So sometimes you need to take a new route. And at other times you need to take an entirely random route.
What if you had time to wander… where would you go? How would you decide? What might you discover?
Today, I discovered psychogeography. Is this something everyone else knows about? Am I simply new to the party?
Psychogeography, for anyone else who doesn’t know, is the study of how geography affects the emotions and behaviors of people. As far as I can tell in my research that started with a great find in a 2004 Utne Reader article, psychogeography is just the practice of being (you know what I’m going to say) SPACIOUS.
I love this quote (referring to Christina Ray who organized a Psy.Geo.Conflux conference in New York, one subject of the article):
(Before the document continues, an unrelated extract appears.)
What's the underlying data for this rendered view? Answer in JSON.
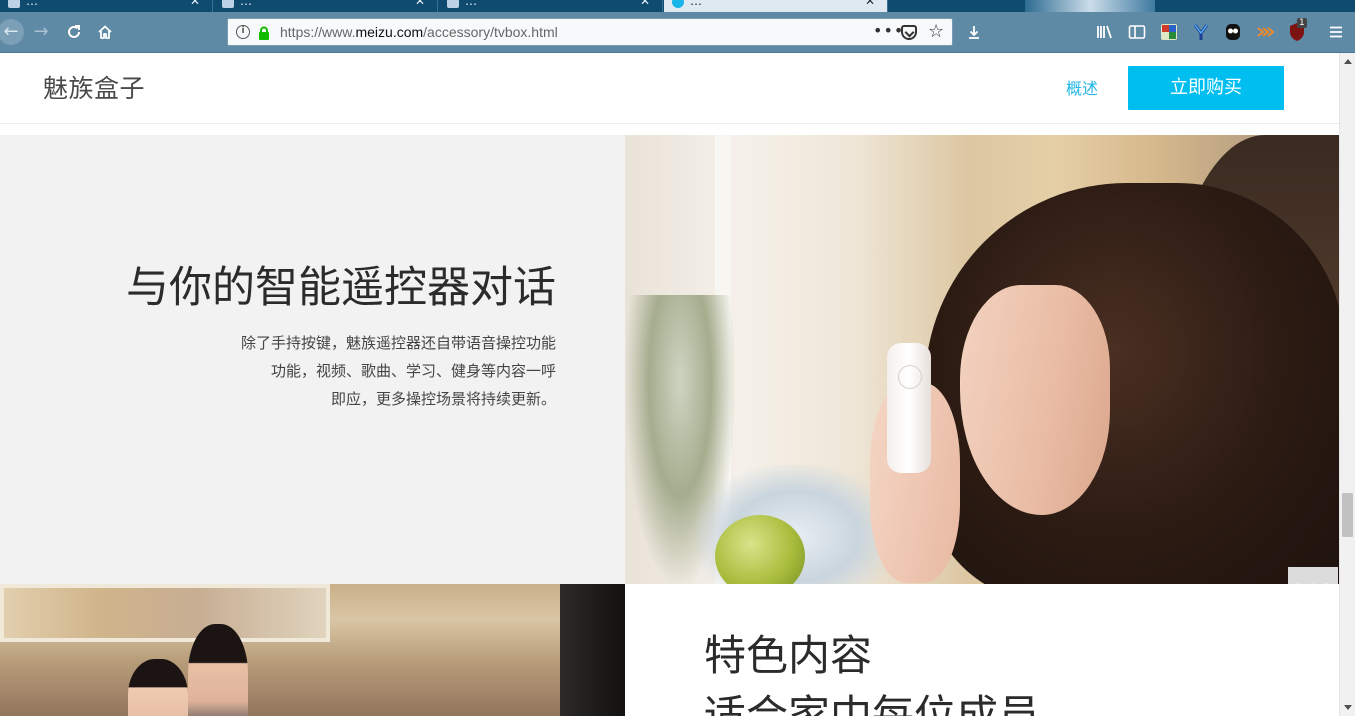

Most of us, she explains, just follow a small set of preprogrammed instructions as we wander through the city: office, day care, grocery store, home. And she’s right. If you track your own path through a typical day, you’ll soon discover that your journey is habitual, that you’re slowly wearing a canyon through the same streets, the same sidewalks, day after day.
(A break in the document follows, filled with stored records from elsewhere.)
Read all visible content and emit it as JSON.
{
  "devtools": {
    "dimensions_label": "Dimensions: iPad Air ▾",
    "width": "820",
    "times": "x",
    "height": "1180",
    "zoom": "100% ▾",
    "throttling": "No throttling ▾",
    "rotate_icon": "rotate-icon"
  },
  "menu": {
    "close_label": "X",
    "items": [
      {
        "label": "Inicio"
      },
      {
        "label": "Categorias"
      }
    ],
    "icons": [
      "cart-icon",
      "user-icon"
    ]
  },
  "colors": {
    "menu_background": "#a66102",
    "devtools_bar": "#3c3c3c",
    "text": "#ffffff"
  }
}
Psychogeography encourages us to buck the rut, to follow some new logic that lets us experience our landscape anew, that forces us to truly see what we’d otherwise ignore. “Chance and randomness,” says Ray, “are what’s exciting.”
Psychogeography is the practice of getting lost and knowing that “all who wander are not lost.” It’s the practice of allowing randomness or happenstance to lead you more than control or planning do.
There are groups that practice psychogeographic walking. One approach is algorithmic (“go two blocks, turn left, go three blocks, turn right, repeat”). There are groups that walk following smells or colors or shapes (the shape that a wolf hand puppet would make against a wall, for example). This is scientific stuff, for sure.
But I’m into it. And I think we should do a SPACIOUS improvisational walk. Check out this site on DIY Cartography. It’s positively thrilling. What if a bunch of us were wandering our towns “mapping weird stuff,” as one Ohio Wesleyan summer camp professor led a group in doing.
So give me a shout and let me know what sort of walk you might dream up, and then let’s do a day of weird walks, a meandering, peripatetic stroll of a day, whether we perambulate algorithmically or whether we follow a stray dog around town or whether we visit only streets with R names… so many possibilities.
While you contemplate your suggestions, here’s a musical interlude in honor of how this way of walking and thinking about place are going to change our lives (if ever so imperceptibly). In honor of the life change, let’s cue up The Oinker Sisters from Sesame Street singing “A New Way to Walk.”